**TASK GOAL**
Find and copy the lines in the records beneath this task that contain the word "Hostname".

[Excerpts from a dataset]

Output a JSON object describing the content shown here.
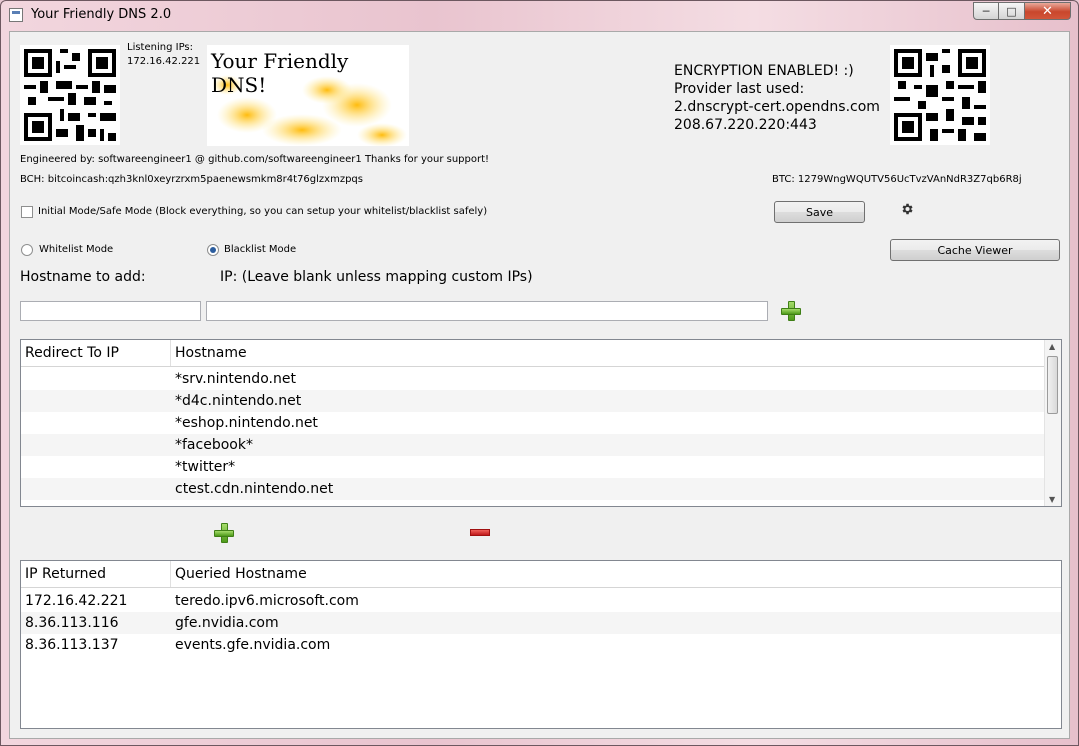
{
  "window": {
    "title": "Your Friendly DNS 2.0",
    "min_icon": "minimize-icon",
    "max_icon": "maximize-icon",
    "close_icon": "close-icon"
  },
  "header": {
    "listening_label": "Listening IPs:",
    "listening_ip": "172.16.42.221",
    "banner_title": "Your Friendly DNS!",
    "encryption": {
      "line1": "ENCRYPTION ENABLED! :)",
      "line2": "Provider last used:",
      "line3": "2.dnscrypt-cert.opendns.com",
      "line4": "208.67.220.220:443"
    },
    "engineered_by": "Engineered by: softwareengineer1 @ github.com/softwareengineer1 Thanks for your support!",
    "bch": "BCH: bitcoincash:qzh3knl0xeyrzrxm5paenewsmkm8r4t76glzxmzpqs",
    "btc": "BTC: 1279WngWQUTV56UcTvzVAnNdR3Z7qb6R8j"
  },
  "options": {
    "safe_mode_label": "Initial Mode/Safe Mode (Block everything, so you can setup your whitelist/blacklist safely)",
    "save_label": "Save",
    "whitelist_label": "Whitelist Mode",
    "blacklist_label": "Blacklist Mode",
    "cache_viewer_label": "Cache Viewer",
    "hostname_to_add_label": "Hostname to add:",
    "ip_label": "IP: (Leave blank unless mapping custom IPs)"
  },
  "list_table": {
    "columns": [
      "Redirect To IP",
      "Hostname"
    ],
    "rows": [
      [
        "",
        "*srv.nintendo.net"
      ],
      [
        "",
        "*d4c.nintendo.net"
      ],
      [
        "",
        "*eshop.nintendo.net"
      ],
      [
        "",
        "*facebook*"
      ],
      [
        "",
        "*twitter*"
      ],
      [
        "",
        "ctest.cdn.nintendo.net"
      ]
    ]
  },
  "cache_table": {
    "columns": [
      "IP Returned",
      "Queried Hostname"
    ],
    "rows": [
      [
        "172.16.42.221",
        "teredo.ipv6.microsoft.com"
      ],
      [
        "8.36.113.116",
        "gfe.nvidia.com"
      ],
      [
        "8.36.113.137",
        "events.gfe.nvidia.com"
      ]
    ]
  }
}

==

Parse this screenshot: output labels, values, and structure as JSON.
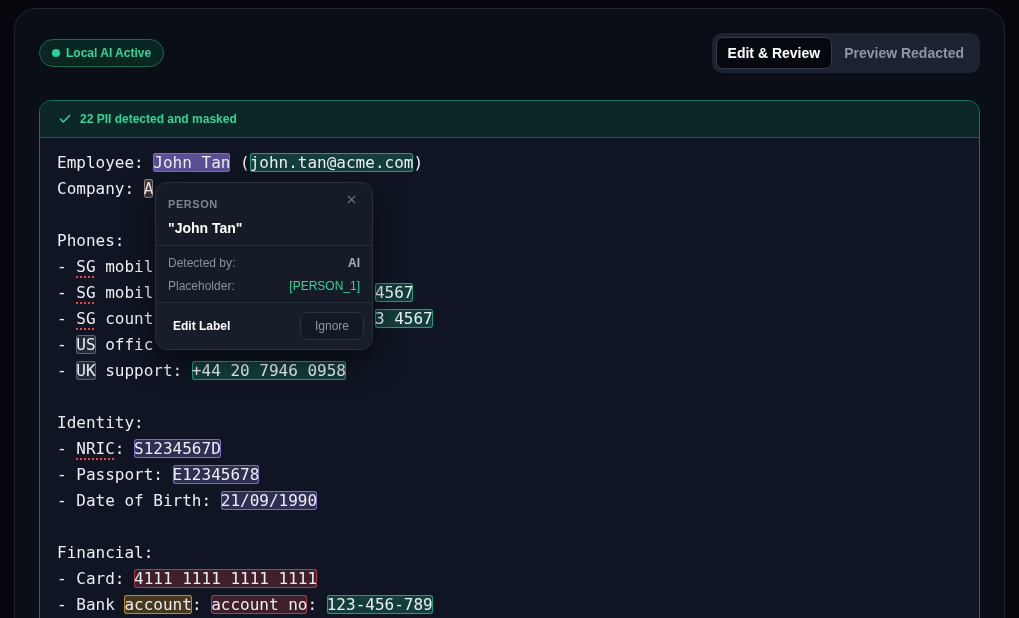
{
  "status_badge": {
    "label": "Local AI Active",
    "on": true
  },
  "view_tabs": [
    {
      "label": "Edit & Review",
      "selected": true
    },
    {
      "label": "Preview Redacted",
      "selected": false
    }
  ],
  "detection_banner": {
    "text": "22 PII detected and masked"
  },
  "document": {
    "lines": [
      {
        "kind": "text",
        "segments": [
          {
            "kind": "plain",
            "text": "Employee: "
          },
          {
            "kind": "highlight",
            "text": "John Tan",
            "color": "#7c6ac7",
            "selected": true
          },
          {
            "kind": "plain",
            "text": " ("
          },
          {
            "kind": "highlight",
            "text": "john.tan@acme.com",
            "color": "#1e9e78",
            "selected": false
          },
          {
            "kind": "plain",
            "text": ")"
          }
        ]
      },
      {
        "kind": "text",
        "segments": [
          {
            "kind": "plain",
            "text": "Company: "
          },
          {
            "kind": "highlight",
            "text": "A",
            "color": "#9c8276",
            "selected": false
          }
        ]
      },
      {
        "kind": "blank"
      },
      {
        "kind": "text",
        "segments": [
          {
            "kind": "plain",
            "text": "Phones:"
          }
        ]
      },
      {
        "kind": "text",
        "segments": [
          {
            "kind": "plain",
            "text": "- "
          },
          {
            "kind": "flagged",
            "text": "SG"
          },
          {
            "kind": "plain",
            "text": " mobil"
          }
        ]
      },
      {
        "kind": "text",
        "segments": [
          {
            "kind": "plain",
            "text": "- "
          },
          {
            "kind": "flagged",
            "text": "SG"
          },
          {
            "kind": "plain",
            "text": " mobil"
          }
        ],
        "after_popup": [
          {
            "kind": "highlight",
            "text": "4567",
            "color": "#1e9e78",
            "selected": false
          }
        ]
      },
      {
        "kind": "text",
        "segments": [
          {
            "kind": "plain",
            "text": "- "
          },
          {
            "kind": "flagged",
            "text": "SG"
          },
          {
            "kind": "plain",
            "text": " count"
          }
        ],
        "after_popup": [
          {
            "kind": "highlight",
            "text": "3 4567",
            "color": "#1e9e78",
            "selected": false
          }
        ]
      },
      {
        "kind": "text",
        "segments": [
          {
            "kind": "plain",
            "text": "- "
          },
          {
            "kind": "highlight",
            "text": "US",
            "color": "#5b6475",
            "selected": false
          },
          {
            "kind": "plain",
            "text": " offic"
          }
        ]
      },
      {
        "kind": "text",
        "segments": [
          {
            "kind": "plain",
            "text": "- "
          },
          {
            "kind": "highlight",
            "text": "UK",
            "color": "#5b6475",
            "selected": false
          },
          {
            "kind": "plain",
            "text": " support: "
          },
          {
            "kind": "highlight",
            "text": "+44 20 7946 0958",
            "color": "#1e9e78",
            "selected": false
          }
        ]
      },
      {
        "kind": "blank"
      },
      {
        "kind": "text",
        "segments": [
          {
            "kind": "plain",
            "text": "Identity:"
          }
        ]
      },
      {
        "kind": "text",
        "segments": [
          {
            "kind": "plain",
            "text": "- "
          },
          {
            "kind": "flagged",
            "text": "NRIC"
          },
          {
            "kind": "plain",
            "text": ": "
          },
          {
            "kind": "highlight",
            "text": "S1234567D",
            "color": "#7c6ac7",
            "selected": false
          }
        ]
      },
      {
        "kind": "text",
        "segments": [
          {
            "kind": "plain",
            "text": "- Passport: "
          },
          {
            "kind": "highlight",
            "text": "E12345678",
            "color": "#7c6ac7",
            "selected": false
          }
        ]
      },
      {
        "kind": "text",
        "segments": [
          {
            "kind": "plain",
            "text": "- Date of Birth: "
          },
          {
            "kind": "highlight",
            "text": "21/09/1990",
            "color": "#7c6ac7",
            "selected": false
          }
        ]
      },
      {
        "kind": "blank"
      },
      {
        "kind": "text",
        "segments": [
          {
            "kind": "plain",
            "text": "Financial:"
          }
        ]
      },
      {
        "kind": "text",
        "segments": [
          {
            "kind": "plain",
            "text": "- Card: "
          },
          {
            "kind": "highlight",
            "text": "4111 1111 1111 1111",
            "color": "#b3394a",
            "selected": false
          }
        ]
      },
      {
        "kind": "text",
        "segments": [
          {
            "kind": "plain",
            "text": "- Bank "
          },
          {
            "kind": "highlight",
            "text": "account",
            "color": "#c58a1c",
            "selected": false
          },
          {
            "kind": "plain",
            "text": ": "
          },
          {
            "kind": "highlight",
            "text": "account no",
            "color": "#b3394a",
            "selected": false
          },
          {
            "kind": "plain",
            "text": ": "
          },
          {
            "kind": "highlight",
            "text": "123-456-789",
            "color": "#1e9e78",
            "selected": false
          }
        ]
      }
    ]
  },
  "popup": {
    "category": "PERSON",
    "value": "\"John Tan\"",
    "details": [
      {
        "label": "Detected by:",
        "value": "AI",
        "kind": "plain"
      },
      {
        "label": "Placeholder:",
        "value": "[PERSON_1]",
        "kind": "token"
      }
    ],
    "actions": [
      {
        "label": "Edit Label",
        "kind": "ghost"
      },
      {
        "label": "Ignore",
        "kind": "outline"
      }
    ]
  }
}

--

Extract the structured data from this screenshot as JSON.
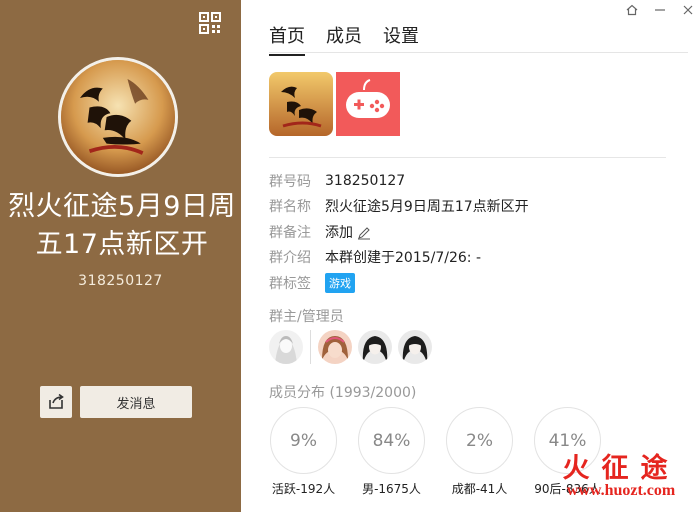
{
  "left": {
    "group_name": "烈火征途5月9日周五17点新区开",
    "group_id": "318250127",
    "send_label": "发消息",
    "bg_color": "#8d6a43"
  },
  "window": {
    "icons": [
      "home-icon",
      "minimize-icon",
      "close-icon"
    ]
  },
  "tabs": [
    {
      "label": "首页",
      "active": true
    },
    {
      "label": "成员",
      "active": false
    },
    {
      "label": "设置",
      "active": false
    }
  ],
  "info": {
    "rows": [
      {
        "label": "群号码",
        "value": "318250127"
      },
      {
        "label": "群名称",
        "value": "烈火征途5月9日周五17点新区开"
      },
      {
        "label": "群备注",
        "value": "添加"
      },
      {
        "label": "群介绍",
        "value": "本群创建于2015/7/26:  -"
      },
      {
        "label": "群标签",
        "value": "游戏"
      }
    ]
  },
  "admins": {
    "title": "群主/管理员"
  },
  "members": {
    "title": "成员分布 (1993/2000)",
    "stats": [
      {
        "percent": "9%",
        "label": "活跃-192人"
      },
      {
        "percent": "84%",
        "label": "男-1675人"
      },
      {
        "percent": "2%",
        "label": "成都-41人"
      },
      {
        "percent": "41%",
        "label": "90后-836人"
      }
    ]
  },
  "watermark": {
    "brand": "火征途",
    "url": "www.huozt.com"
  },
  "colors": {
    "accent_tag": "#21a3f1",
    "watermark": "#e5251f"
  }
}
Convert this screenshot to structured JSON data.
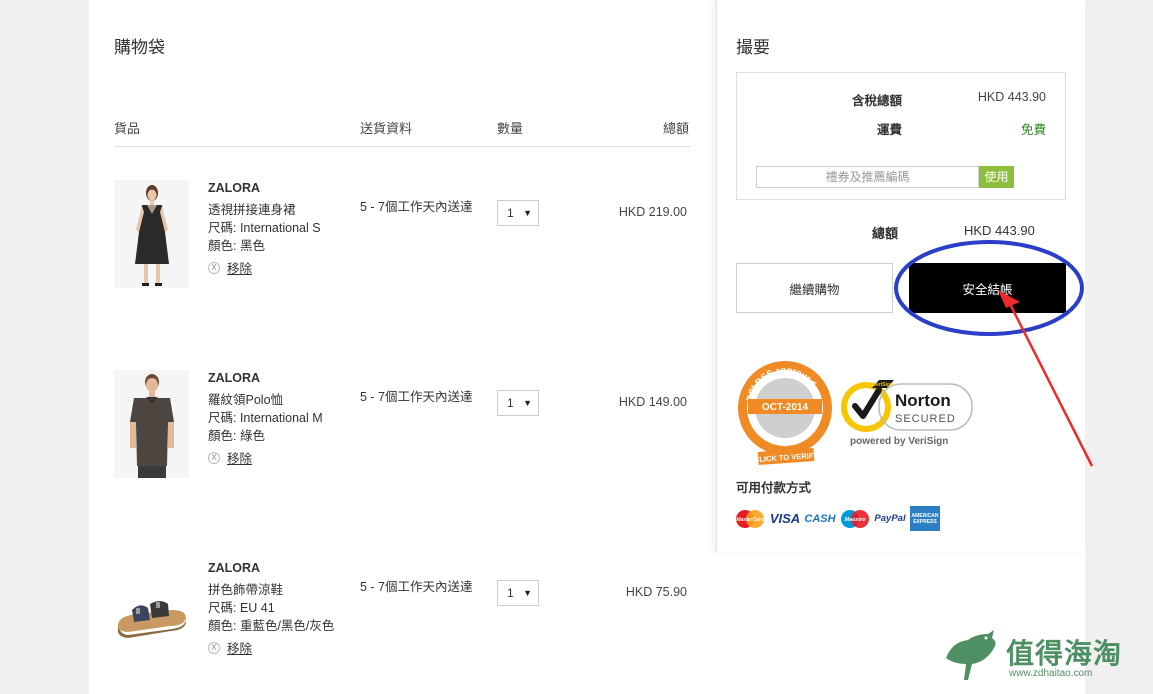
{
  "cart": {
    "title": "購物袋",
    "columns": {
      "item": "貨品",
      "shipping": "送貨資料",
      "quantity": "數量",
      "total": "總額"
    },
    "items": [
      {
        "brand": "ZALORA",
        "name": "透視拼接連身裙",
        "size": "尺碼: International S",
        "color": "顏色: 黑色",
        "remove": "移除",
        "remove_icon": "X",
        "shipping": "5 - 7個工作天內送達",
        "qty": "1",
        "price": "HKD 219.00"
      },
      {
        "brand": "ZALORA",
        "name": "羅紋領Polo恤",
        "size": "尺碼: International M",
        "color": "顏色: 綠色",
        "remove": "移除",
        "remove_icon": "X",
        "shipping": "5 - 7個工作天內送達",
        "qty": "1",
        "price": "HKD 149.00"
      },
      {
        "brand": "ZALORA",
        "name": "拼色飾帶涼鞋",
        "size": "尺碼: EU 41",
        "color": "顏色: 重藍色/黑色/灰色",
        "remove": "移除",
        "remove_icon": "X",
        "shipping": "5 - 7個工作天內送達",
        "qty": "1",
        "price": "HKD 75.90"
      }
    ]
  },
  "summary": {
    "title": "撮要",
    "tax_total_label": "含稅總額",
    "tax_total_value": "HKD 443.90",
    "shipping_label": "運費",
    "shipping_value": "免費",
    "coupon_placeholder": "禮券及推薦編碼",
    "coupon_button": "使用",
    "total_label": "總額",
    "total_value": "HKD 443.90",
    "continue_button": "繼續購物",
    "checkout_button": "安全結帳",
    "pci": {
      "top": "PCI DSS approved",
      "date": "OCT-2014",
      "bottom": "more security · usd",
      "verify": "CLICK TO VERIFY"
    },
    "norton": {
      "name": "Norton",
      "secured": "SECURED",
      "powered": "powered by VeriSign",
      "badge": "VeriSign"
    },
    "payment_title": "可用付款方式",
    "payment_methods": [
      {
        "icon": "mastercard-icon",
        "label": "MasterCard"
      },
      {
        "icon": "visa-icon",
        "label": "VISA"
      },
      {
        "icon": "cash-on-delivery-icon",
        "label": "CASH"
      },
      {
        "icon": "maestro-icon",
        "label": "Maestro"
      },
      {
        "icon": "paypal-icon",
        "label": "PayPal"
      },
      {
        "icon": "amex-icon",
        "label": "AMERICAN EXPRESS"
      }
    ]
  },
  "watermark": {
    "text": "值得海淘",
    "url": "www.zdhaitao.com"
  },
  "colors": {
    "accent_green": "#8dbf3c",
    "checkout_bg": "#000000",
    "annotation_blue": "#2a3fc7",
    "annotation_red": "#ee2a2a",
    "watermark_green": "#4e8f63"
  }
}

**RESPONSE AREA**
    "hostname_to_add_label": "Hostname to add:",
      "Hostname"
      "Queried Hostname"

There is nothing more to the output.